Why can't carbon form 4 bonds?



The Cohesion (also bond value) denotes the number of atomic bonds that are entered into by an atom. In the Lewis or structural formula, it is expressed by the number of valence lines, starting from an atom.

For example, the two carbon atoms (C) in ethane (C2H6) four-bond, i.e. they have a bond of 4 because they have four bonds. The hydrogen atoms (H) are one bond with their one bond. In ammonia (NH3) the nitrogen atom (N) has three bonds and the hydrogen atoms again have one bond.

The cohesiveness is mainly determined by the number of singly occupied atomic orbitals (AO). A singly occupied orbital is an orbital in which there is only one electron. The hydrogen has a single occupied s-orbital (1s1), which is why it is unified. There are three singly occupied p orbitals (1s2, 2s2, 2p3) responsible for ensuring that it is three-bind.

However, it must be taken into account here that there are also elements that are excited by hybridization to an energetically higher state before binding, so that the number of singly occupied hybrid orbitals counts here. An example of this is carbon, which in the ground state is due to its two singly occupied p orbitals (1s2, 2s2, 2p2) would be two-string. However, before bonding, the carbon becomes the valence state (1s2, 2sp3) encouraged, in which 4 singly occupied sp3-Orbitals exist, so that it can enter into four bonds, i.e. it is four-bonded.

Atoms with lone pairs of electrons are another exception. Here, these lone pairs of electrons can be used for a bond (coordinative bond) by introducing the two electrons of the electron pair into the bond.

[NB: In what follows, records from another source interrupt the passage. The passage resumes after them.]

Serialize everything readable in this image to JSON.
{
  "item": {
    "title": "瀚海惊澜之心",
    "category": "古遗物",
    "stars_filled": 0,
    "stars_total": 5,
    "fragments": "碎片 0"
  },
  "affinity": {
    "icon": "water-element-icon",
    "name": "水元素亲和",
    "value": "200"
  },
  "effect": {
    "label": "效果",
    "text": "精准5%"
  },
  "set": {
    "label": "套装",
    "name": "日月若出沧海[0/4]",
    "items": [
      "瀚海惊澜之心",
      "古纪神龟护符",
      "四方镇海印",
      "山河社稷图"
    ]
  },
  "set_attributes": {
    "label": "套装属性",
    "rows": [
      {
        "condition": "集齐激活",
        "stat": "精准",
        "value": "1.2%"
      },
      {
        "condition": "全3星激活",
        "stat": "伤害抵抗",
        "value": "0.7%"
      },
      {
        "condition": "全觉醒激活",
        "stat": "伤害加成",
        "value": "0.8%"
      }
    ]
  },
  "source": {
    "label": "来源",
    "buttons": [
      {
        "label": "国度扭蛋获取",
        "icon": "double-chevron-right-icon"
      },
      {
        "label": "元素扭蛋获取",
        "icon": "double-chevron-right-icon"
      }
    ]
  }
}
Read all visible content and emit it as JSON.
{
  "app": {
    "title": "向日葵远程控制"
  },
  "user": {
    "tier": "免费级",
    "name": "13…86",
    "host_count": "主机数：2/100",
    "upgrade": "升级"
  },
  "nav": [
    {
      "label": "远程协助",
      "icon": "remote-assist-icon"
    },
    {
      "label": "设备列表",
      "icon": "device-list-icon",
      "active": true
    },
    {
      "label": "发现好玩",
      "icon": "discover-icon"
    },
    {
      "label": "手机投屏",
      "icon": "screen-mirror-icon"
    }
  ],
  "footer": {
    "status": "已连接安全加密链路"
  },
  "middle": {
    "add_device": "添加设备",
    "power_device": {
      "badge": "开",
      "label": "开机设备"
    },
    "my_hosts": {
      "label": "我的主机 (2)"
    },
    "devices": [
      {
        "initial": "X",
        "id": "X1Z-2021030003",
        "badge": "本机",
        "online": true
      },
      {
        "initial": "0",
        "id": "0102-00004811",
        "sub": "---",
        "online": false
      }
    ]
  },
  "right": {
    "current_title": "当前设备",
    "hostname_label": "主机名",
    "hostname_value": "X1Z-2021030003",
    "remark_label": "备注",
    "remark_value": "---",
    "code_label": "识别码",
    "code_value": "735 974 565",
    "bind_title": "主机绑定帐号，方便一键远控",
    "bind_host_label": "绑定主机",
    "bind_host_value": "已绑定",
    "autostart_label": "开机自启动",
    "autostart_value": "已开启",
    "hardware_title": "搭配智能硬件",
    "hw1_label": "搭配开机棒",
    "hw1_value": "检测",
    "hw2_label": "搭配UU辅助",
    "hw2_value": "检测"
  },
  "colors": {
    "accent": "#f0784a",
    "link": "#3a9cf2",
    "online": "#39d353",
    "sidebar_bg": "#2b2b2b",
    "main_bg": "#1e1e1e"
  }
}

An example here is the nitrogen in the ammonium ion (NH4+) binds to four hydrogens because it has entered into a fourth bond with its lone pair of electrons, i.e. it is four-bonded.

Category: Chemical Bond